Think of that old adage, “It’ not what you know, it’s who you know.” Well, knowing the “what” (skills, knowledge, experience) is still important. However, what’s really going to make things happen for you is connecting with key people who are in a power position to bolster your effort in a way you can’t accomplish by yourself.

That’s why it is important to develop networking skills. This also means avoiding devastating mistakes that can demolish all the effort you put into this activity.

Many agree the No. 1 mistake in networking is:

Not Following Up

If you meet an important person at a seminar, business commerce or even a party, it is essential that you follow up with that person in a day or two with a text message, phone call, email or some other form of communication. Meeting a person via networking is just the first step. If you don’t follow up and ignite the process of building a relationship with that person – that time you spent networking just gets canceled!

Don’t Be a Phony

Most people have an instinct for sensing a person who is hiding his or her true motivation. When you call up a person and ask for a meeting for the purpose of “just getting to know them” when your real intention is business-related, the phoniness of the situation practically comes with its own smell. Just be upfront in what your intentions are. This also saves time because if someone is not interested in making a business connection with you, they can just say so. There’s nothing wrong with that.

Asking Too Much Too Soon

Speaking of being direct and upfront, that does not mean you should try to extract everything you can out of a person right away. If you have yet to establish a relationship, the situation can quickly turn awkward. For example, if you ask to exchange customer data lists, ask for a job or for the number of their No. 1 supplier, that can make your new contact feel uncomfortable.

Don’t put people on the spot, especially during your first formal contact.
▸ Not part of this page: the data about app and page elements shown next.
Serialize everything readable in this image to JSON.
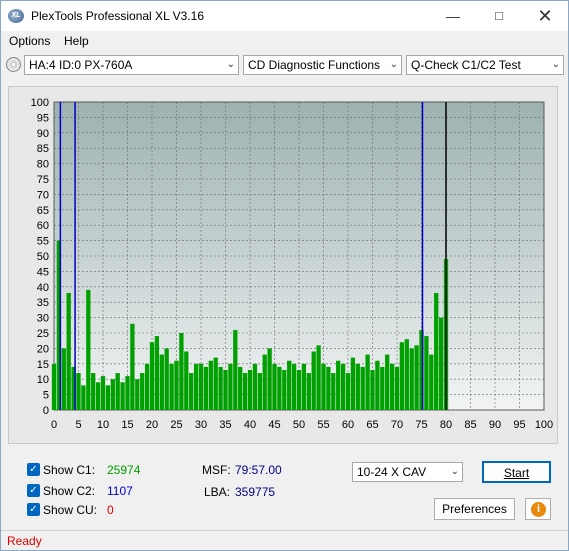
{
  "window": {
    "title": "PlexTools Professional XL V3.16",
    "app_icon_text": "XL"
  },
  "menu": [
    {
      "label": "Options"
    },
    {
      "label": "Help"
    }
  ],
  "toolbar": {
    "drive": "HA:4 ID:0  PX-760A",
    "function": "CD Diagnostic Functions",
    "test": "Q-Check C1/C2 Test"
  },
  "chart_data": {
    "type": "bar",
    "x_range": [
      0,
      100
    ],
    "y_range": [
      0,
      100
    ],
    "x_ticks": [
      "0",
      "5",
      "10",
      "15",
      "20",
      "25",
      "30",
      "35",
      "40",
      "45",
      "50",
      "55",
      "60",
      "65",
      "70",
      "75",
      "80",
      "85",
      "90",
      "95",
      "100"
    ],
    "y_ticks": [
      "0",
      "5",
      "10",
      "15",
      "20",
      "25",
      "30",
      "35",
      "40",
      "45",
      "50",
      "55",
      "60",
      "65",
      "70",
      "75",
      "80",
      "85",
      "90",
      "95",
      "100"
    ],
    "grid": true,
    "data_end_x": 80,
    "series": [
      {
        "color": "#00a000",
        "x": [
          0,
          1,
          2,
          3,
          4,
          5,
          6,
          7,
          8,
          9,
          10,
          11,
          12,
          13,
          14,
          15,
          16,
          17,
          18,
          19,
          20,
          21,
          22,
          23,
          24,
          25,
          26,
          27,
          28,
          29,
          30,
          31,
          32,
          33,
          34,
          35,
          36,
          37,
          38,
          39,
          40,
          41,
          42,
          43,
          44,
          45,
          46,
          47,
          48,
          49,
          50,
          51,
          52,
          53,
          54,
          55,
          56,
          57,
          58,
          59,
          60,
          61,
          62,
          63,
          64,
          65,
          66,
          67,
          68,
          69,
          70,
          71,
          72,
          73,
          74,
          75,
          76,
          77,
          78,
          79,
          80
        ],
        "values": [
          15,
          55,
          20,
          38,
          14,
          12,
          8,
          39,
          12,
          9,
          11,
          8,
          10,
          12,
          9,
          11,
          28,
          10,
          12,
          15,
          22,
          24,
          18,
          20,
          15,
          16,
          25,
          19,
          12,
          15,
          15,
          14,
          16,
          17,
          14,
          13,
          15,
          26,
          14,
          12,
          13,
          15,
          12,
          18,
          20,
          15,
          14,
          13,
          16,
          15,
          13,
          15,
          12,
          19,
          21,
          15,
          14,
          12,
          16,
          15,
          12,
          17,
          15,
          14,
          18,
          13,
          16,
          14,
          18,
          15,
          14,
          22,
          23,
          20,
          21,
          26,
          24,
          18,
          38,
          30,
          49
        ]
      },
      {
        "color": "#0000c8",
        "marker_x": [
          1.3,
          4.3,
          75.2
        ]
      }
    ]
  },
  "controls": {
    "c1": {
      "label": "Show C1:",
      "value": "25974",
      "checked": true
    },
    "c2": {
      "label": "Show C2:",
      "value": "1107",
      "checked": true
    },
    "cu": {
      "label": "Show CU:",
      "value": "0",
      "checked": true
    },
    "msf": {
      "label": "MSF:",
      "value": "79:57.00"
    },
    "lba": {
      "label": "LBA:",
      "value": "359775"
    },
    "speed": "10-24 X CAV",
    "start": "Start",
    "preferences": "Preferences"
  },
  "colors": {
    "c1": "#00a000",
    "c2": "#0000c8",
    "cu": "#e00000",
    "status": "#e00000"
  },
  "status": "Ready"
}
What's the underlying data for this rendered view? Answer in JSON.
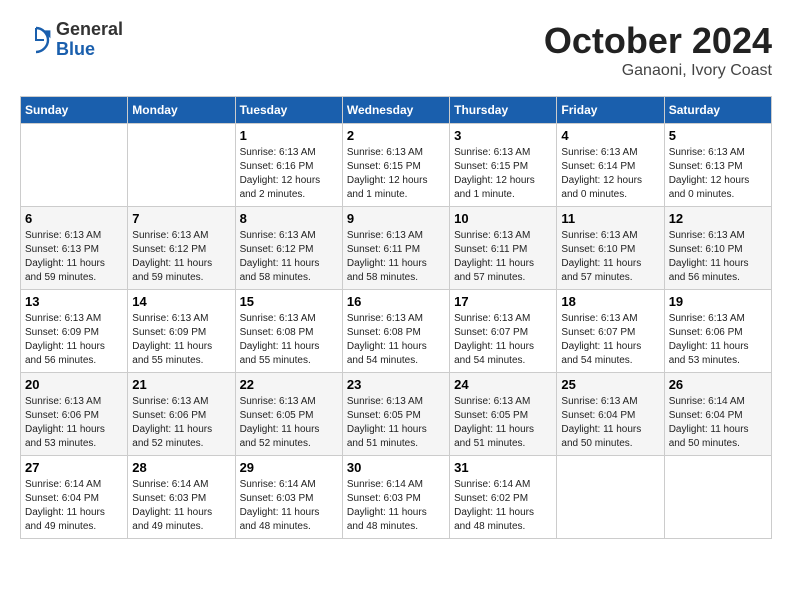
{
  "header": {
    "logo_general": "General",
    "logo_blue": "Blue",
    "month_title": "October 2024",
    "location": "Ganaoni, Ivory Coast"
  },
  "weekdays": [
    "Sunday",
    "Monday",
    "Tuesday",
    "Wednesday",
    "Thursday",
    "Friday",
    "Saturday"
  ],
  "weeks": [
    [
      {
        "day": "",
        "info": ""
      },
      {
        "day": "",
        "info": ""
      },
      {
        "day": "1",
        "info": "Sunrise: 6:13 AM\nSunset: 6:16 PM\nDaylight: 12 hours\nand 2 minutes."
      },
      {
        "day": "2",
        "info": "Sunrise: 6:13 AM\nSunset: 6:15 PM\nDaylight: 12 hours\nand 1 minute."
      },
      {
        "day": "3",
        "info": "Sunrise: 6:13 AM\nSunset: 6:15 PM\nDaylight: 12 hours\nand 1 minute."
      },
      {
        "day": "4",
        "info": "Sunrise: 6:13 AM\nSunset: 6:14 PM\nDaylight: 12 hours\nand 0 minutes."
      },
      {
        "day": "5",
        "info": "Sunrise: 6:13 AM\nSunset: 6:13 PM\nDaylight: 12 hours\nand 0 minutes."
      }
    ],
    [
      {
        "day": "6",
        "info": "Sunrise: 6:13 AM\nSunset: 6:13 PM\nDaylight: 11 hours\nand 59 minutes."
      },
      {
        "day": "7",
        "info": "Sunrise: 6:13 AM\nSunset: 6:12 PM\nDaylight: 11 hours\nand 59 minutes."
      },
      {
        "day": "8",
        "info": "Sunrise: 6:13 AM\nSunset: 6:12 PM\nDaylight: 11 hours\nand 58 minutes."
      },
      {
        "day": "9",
        "info": "Sunrise: 6:13 AM\nSunset: 6:11 PM\nDaylight: 11 hours\nand 58 minutes."
      },
      {
        "day": "10",
        "info": "Sunrise: 6:13 AM\nSunset: 6:11 PM\nDaylight: 11 hours\nand 57 minutes."
      },
      {
        "day": "11",
        "info": "Sunrise: 6:13 AM\nSunset: 6:10 PM\nDaylight: 11 hours\nand 57 minutes."
      },
      {
        "day": "12",
        "info": "Sunrise: 6:13 AM\nSunset: 6:10 PM\nDaylight: 11 hours\nand 56 minutes."
      }
    ],
    [
      {
        "day": "13",
        "info": "Sunrise: 6:13 AM\nSunset: 6:09 PM\nDaylight: 11 hours\nand 56 minutes."
      },
      {
        "day": "14",
        "info": "Sunrise: 6:13 AM\nSunset: 6:09 PM\nDaylight: 11 hours\nand 55 minutes."
      },
      {
        "day": "15",
        "info": "Sunrise: 6:13 AM\nSunset: 6:08 PM\nDaylight: 11 hours\nand 55 minutes."
      },
      {
        "day": "16",
        "info": "Sunrise: 6:13 AM\nSunset: 6:08 PM\nDaylight: 11 hours\nand 54 minutes."
      },
      {
        "day": "17",
        "info": "Sunrise: 6:13 AM\nSunset: 6:07 PM\nDaylight: 11 hours\nand 54 minutes."
      },
      {
        "day": "18",
        "info": "Sunrise: 6:13 AM\nSunset: 6:07 PM\nDaylight: 11 hours\nand 54 minutes."
      },
      {
        "day": "19",
        "info": "Sunrise: 6:13 AM\nSunset: 6:06 PM\nDaylight: 11 hours\nand 53 minutes."
      }
    ],
    [
      {
        "day": "20",
        "info": "Sunrise: 6:13 AM\nSunset: 6:06 PM\nDaylight: 11 hours\nand 53 minutes."
      },
      {
        "day": "21",
        "info": "Sunrise: 6:13 AM\nSunset: 6:06 PM\nDaylight: 11 hours\nand 52 minutes."
      },
      {
        "day": "22",
        "info": "Sunrise: 6:13 AM\nSunset: 6:05 PM\nDaylight: 11 hours\nand 52 minutes."
      },
      {
        "day": "23",
        "info": "Sunrise: 6:13 AM\nSunset: 6:05 PM\nDaylight: 11 hours\nand 51 minutes."
      },
      {
        "day": "24",
        "info": "Sunrise: 6:13 AM\nSunset: 6:05 PM\nDaylight: 11 hours\nand 51 minutes."
      },
      {
        "day": "25",
        "info": "Sunrise: 6:13 AM\nSunset: 6:04 PM\nDaylight: 11 hours\nand 50 minutes."
      },
      {
        "day": "26",
        "info": "Sunrise: 6:14 AM\nSunset: 6:04 PM\nDaylight: 11 hours\nand 50 minutes."
      }
    ],
    [
      {
        "day": "27",
        "info": "Sunrise: 6:14 AM\nSunset: 6:04 PM\nDaylight: 11 hours\nand 49 minutes."
      },
      {
        "day": "28",
        "info": "Sunrise: 6:14 AM\nSunset: 6:03 PM\nDaylight: 11 hours\nand 49 minutes."
      },
      {
        "day": "29",
        "info": "Sunrise: 6:14 AM\nSunset: 6:03 PM\nDaylight: 11 hours\nand 48 minutes."
      },
      {
        "day": "30",
        "info": "Sunrise: 6:14 AM\nSunset: 6:03 PM\nDaylight: 11 hours\nand 48 minutes."
      },
      {
        "day": "31",
        "info": "Sunrise: 6:14 AM\nSunset: 6:02 PM\nDaylight: 11 hours\nand 48 minutes."
      },
      {
        "day": "",
        "info": ""
      },
      {
        "day": "",
        "info": ""
      }
    ]
  ]
}
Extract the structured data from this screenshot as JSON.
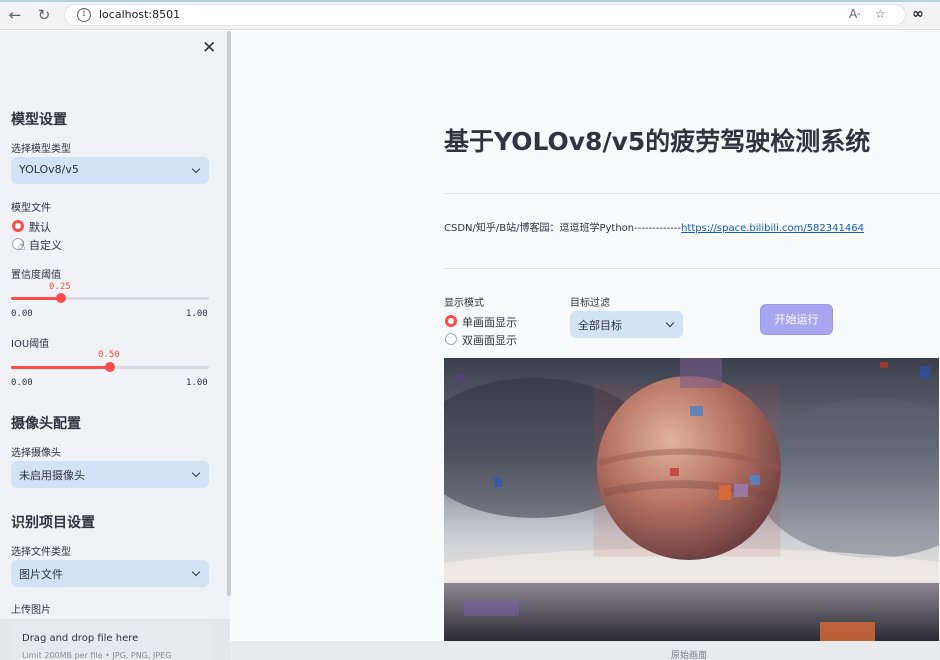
{
  "browser": {
    "url": "localhost:8501",
    "back_icon": "arrow-left-icon",
    "reload_icon": "reload-icon",
    "info_icon": "info-icon",
    "read_aloud_icon": "read-aloud-icon",
    "favorite_icon": "star-icon",
    "menu_icon": "infinity-icon"
  },
  "sidebar": {
    "close_icon": "close-icon",
    "model_section": {
      "heading": "模型设置",
      "model_type_label": "选择模型类型",
      "model_type_value": "YOLOv8/v5",
      "model_file_label": "模型文件",
      "model_file_options": [
        "默认",
        "自定义"
      ],
      "model_file_selected": "默认"
    },
    "confidence": {
      "label": "置信度阈值",
      "value": "0.25",
      "min": "0.00",
      "max": "1.00",
      "fraction": 0.25
    },
    "iou": {
      "label": "IOU阈值",
      "value": "0.50",
      "min": "0.00",
      "max": "1.00",
      "fraction": 0.5
    },
    "camera_section": {
      "heading": "摄像头配置",
      "camera_label": "选择摄像头",
      "camera_value": "未启用摄像头"
    },
    "project_section": {
      "heading": "识别项目设置",
      "file_type_label": "选择文件类型",
      "file_type_value": "图片文件",
      "upload_label": "上传图片",
      "upload_title": "Drag and drop file here",
      "upload_limit": "Limit 200MB per file • JPG, PNG, JPEG"
    }
  },
  "main": {
    "title": "基于YOLOv8/v5的疲劳驾驶检测系统",
    "credit_prefix": "CSDN/知乎/B站/博客园：逗逗班学Python-------------",
    "credit_link": "https://space.bilibili.com/582341464",
    "display_mode_label": "显示模式",
    "display_mode_options": [
      "单画面显示",
      "双画面显示"
    ],
    "display_mode_selected": "单画面显示",
    "target_filter_label": "目标过滤",
    "target_filter_value": "全部目标",
    "run_button": "开始运行",
    "image_caption": "原始画面"
  },
  "colors": {
    "accent": "#ff4b4b",
    "select_bg": "#d2e3f8",
    "run_button": "#a9a6f0",
    "link": "#0f5bbf"
  }
}
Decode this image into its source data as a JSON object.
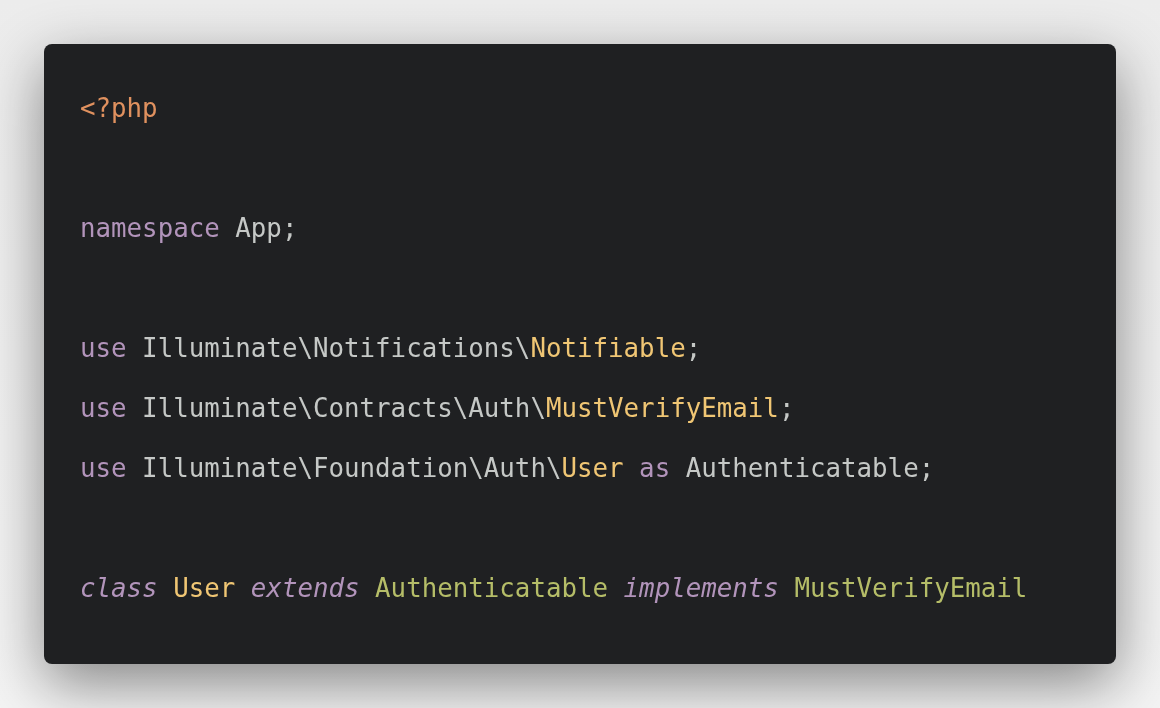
{
  "code_lines": [
    {
      "kind": "code",
      "tokens": [
        {
          "text": "<?php",
          "kind": "tag"
        }
      ]
    },
    {
      "kind": "blank"
    },
    {
      "kind": "code",
      "tokens": [
        {
          "text": "namespace",
          "kind": "keyword"
        },
        {
          "text": " App;",
          "kind": "plain"
        }
      ]
    },
    {
      "kind": "blank"
    },
    {
      "kind": "code",
      "tokens": [
        {
          "text": "use",
          "kind": "keyword"
        },
        {
          "text": " Illuminate\\Notifications\\",
          "kind": "plain"
        },
        {
          "text": "Notifiable",
          "kind": "class"
        },
        {
          "text": ";",
          "kind": "plain"
        }
      ]
    },
    {
      "kind": "code",
      "tokens": [
        {
          "text": "use",
          "kind": "keyword"
        },
        {
          "text": " Illuminate\\Contracts\\Auth\\",
          "kind": "plain"
        },
        {
          "text": "MustVerifyEmail",
          "kind": "class"
        },
        {
          "text": ";",
          "kind": "plain"
        }
      ]
    },
    {
      "kind": "code",
      "tokens": [
        {
          "text": "use",
          "kind": "keyword"
        },
        {
          "text": " Illuminate\\Foundation\\Auth\\",
          "kind": "plain"
        },
        {
          "text": "User",
          "kind": "class"
        },
        {
          "text": " as",
          "kind": "keyword"
        },
        {
          "text": " Authenticatable;",
          "kind": "plain"
        }
      ]
    },
    {
      "kind": "blank"
    },
    {
      "kind": "code",
      "tokens": [
        {
          "text": "class",
          "kind": "storage"
        },
        {
          "text": " User",
          "kind": "class"
        },
        {
          "text": " extends",
          "kind": "storage"
        },
        {
          "text": " Authenticatable",
          "kind": "type"
        },
        {
          "text": " implements",
          "kind": "storage"
        },
        {
          "text": " MustVerifyEmail",
          "kind": "type"
        }
      ]
    }
  ]
}
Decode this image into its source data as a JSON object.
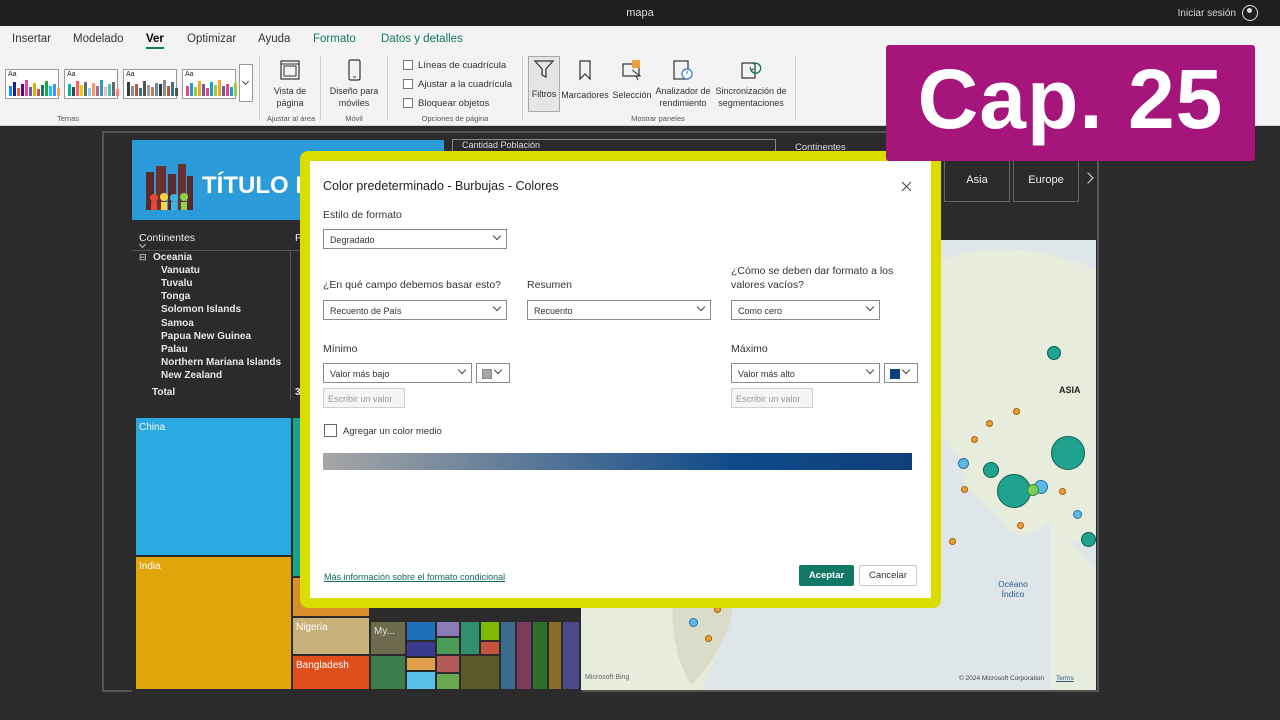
{
  "window": {
    "title": "mapa",
    "signin": "Iniciar sesión"
  },
  "menu": {
    "items": [
      "Insertar",
      "Modelado",
      "Ver",
      "Optimizar",
      "Ayuda",
      "Formato",
      "Datos y detalles"
    ],
    "active": "Ver"
  },
  "ribbon": {
    "groups": {
      "temas": "Temas",
      "ajustar": "Ajustar al área",
      "movil": "Móvil",
      "opciones": "Opciones de página",
      "paneles": "Mostrar paneles"
    },
    "vista_pagina": "Vista de página",
    "diseno_moviles": "Diseño para móviles",
    "checks": [
      "Líneas de cuadrícula",
      "Ajustar a la cuadrícula",
      "Bloquear objetos"
    ],
    "panels": [
      "Filtros",
      "Marcadores",
      "Selección",
      "Analizador de rendimiento",
      "Sincronización de segmentaciones"
    ],
    "theme_label": "Aa"
  },
  "report": {
    "title": "TÍTULO P",
    "table": {
      "header": "Continentes",
      "header2": "Po",
      "group": "Oceania",
      "rows": [
        "Vanuatu",
        "Tuvalu",
        "Tonga",
        "Solomon Islands",
        "Samoa",
        "Papua New Guinea",
        "Palau",
        "Northern Mariana Islands",
        "New Zealand"
      ],
      "total": "Total",
      "total_value": "34"
    },
    "treemap": {
      "labels": {
        "china": "China",
        "india": "India",
        "nigeria": "Nigeria",
        "bangladesh": "Bangladesh",
        "my": "My..."
      }
    },
    "slicer_title": "Cantidad Población",
    "continents_label": "Continentes",
    "continent_buttons": [
      "Asia",
      "Europe"
    ],
    "map": {
      "asia": "ASIA",
      "ocean": "Océano Índico",
      "bing": "Microsoft Bing",
      "copyright": "© 2024 Microsoft Corporation",
      "terms": "Terms"
    }
  },
  "dialog": {
    "title": "Color predeterminado - Burbujas - Colores",
    "estilo_label": "Estilo de formato",
    "estilo_value": "Degradado",
    "campo_label": "¿En qué campo debemos basar esto?",
    "campo_value": "Recuento de País",
    "resumen_label": "Resumen",
    "resumen_value": "Recuento",
    "vacios_label_1": "¿Cómo se deben dar formato a los",
    "vacios_label_2": "valores vacíos?",
    "vacios_value": "Como cero",
    "minimo_label": "Mínimo",
    "minimo_value": "Valor más bajo",
    "maximo_label": "Máximo",
    "maximo_value": "Valor más alto",
    "escribir_placeholder": "Escribir un valor",
    "color_medio_label": "Agregar un color medio",
    "min_color": "#a6a6a6",
    "max_color": "#0f3f7a",
    "link": "Más información sobre el formato condicional",
    "accept": "Aceptar",
    "cancel": "Cancelar"
  },
  "badge": {
    "text": "Cap. 25"
  }
}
It’s better to ask open-ended questions that give your contact room to maneuver and consider options.